Griffen had ruled in favor of the unsuccessful permit applicant Naturalis Health, finding that the Arkansas Medical Marijuana Commission’s process for scoring the 98 cultivation-license applications was flawed and unconstitutional.

In its request for an expedited appeal, Arkansas argued that this case was a matter of significant public interest, noting that more than 5,000 medical-marijuana registry ID cards have already been issued by the state Health Department.

“Citizens of the state of Arkansas voted to legalize medical marijuana for fellow citizens suffering from chronic, debilitating and life-threatening health challenges,” state attorneys wrote in their motion.

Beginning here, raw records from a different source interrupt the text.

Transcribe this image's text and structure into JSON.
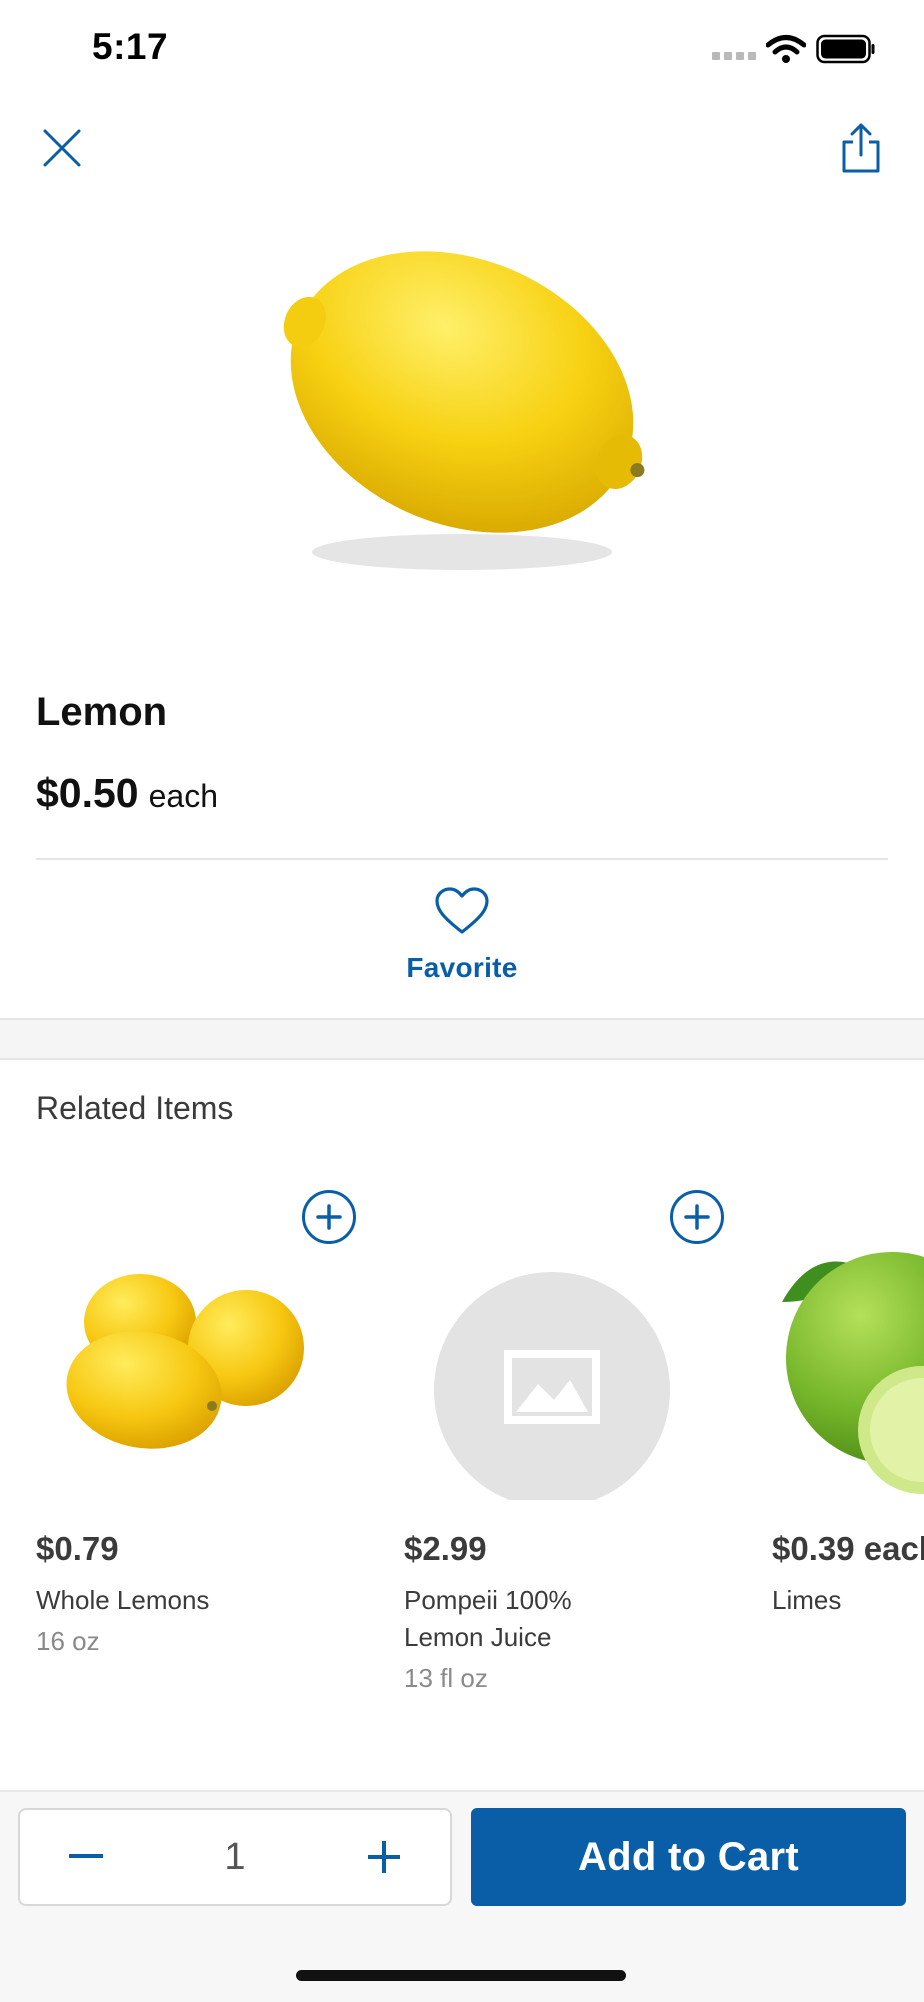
{
  "status_bar": {
    "time": "5:17"
  },
  "header": {
    "close_icon": "close-icon",
    "share_icon": "share-icon"
  },
  "product": {
    "name": "Lemon",
    "price": "$0.50",
    "unit": "each",
    "image_icon": "lemon-image"
  },
  "favorite": {
    "label": "Favorite",
    "icon": "heart-icon"
  },
  "related": {
    "heading": "Related Items",
    "items": [
      {
        "price": "$0.79",
        "name": "Whole Lemons",
        "size": "16 oz",
        "image": "lemons-image"
      },
      {
        "price": "$2.99",
        "name": "Pompeii 100% Lemon Juice",
        "size": "13 fl oz",
        "image": "placeholder-image"
      },
      {
        "price": "$0.39 each",
        "name": "Limes",
        "size": "",
        "image": "limes-image"
      }
    ]
  },
  "bottom_bar": {
    "quantity": "1",
    "add_to_cart_label": "Add to Cart"
  },
  "colors": {
    "accent": "#0a5ea8",
    "lemon": "#f6cf0f",
    "lime": "#7cbd2c"
  }
}
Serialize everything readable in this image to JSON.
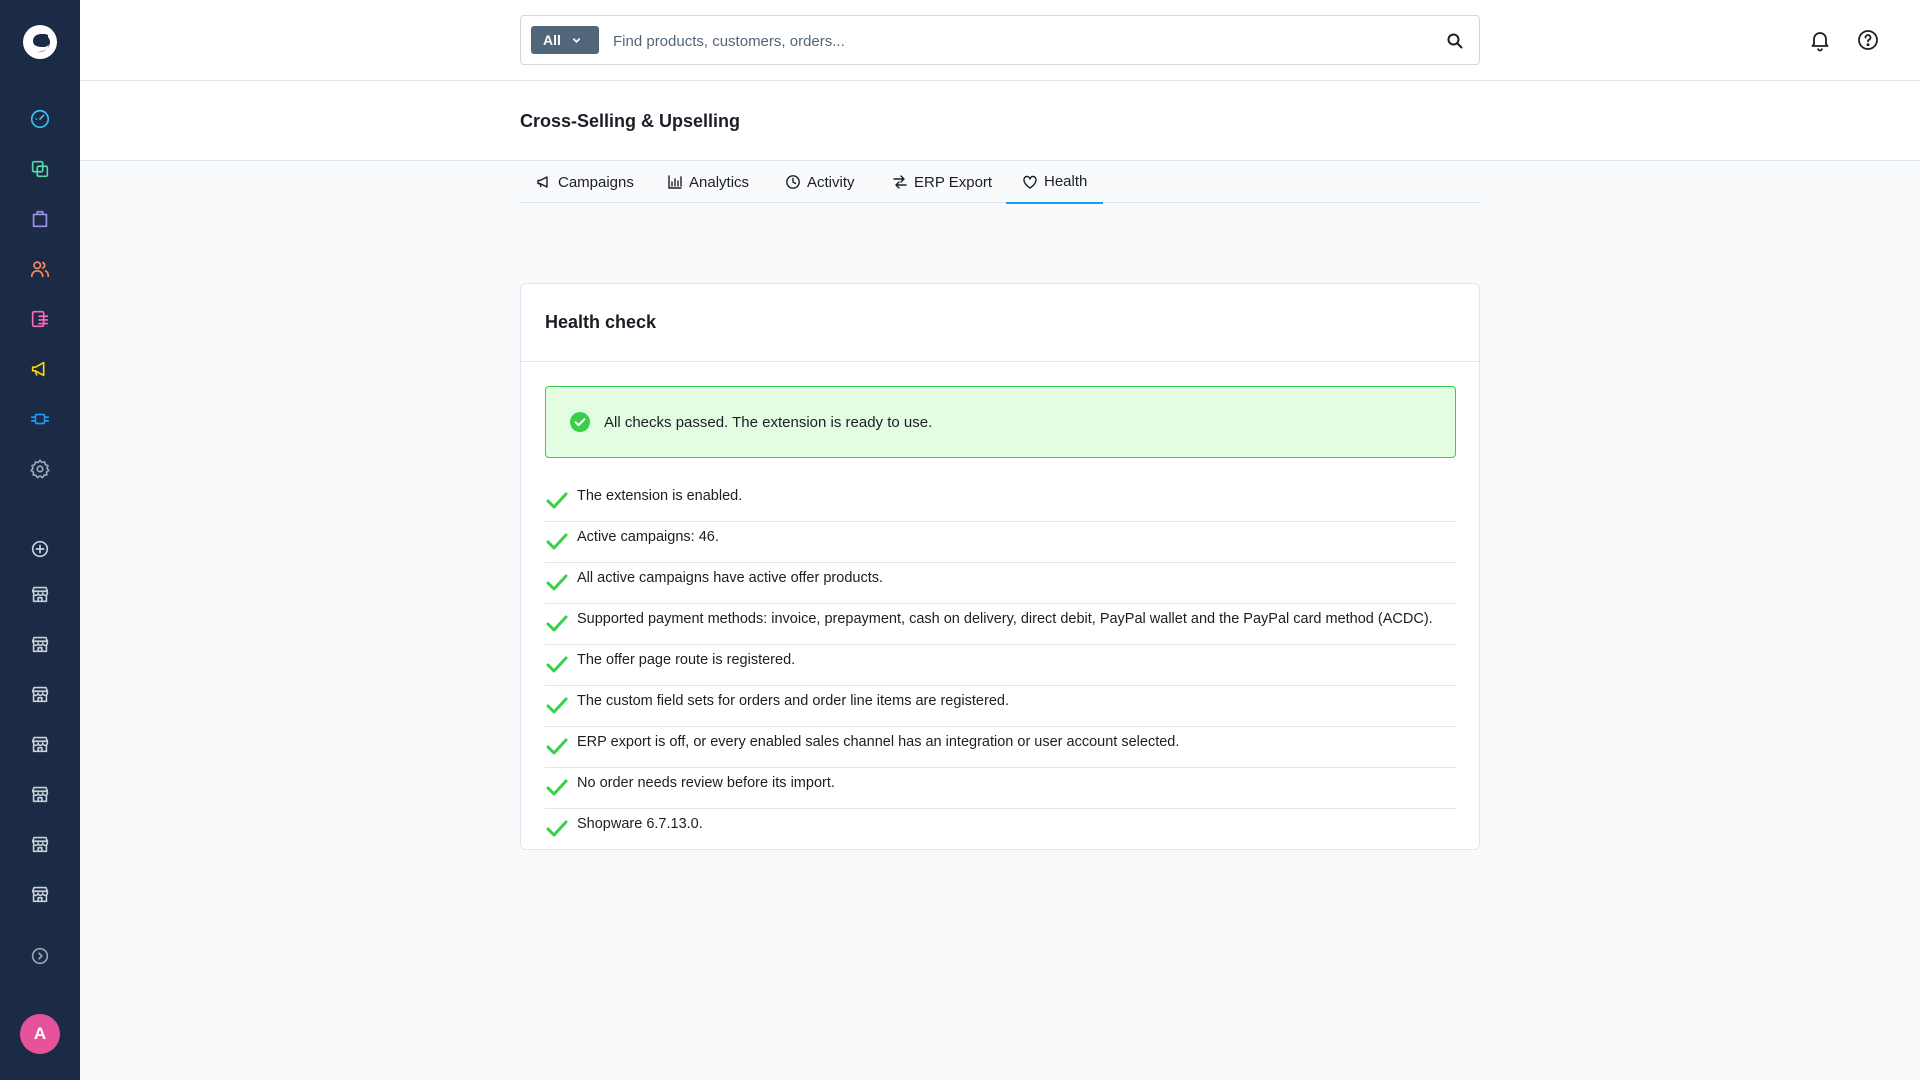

“A long appellate process during which implementation of Amendment 98 is delayed is contrary to the people’s intent in adopting Amendment 98 and thus contrary to the public interest.”

The high court’s order comes before its summer break, which begins June 21. The state Supreme Court will return for its fall term Sept. 6.

– Associated Press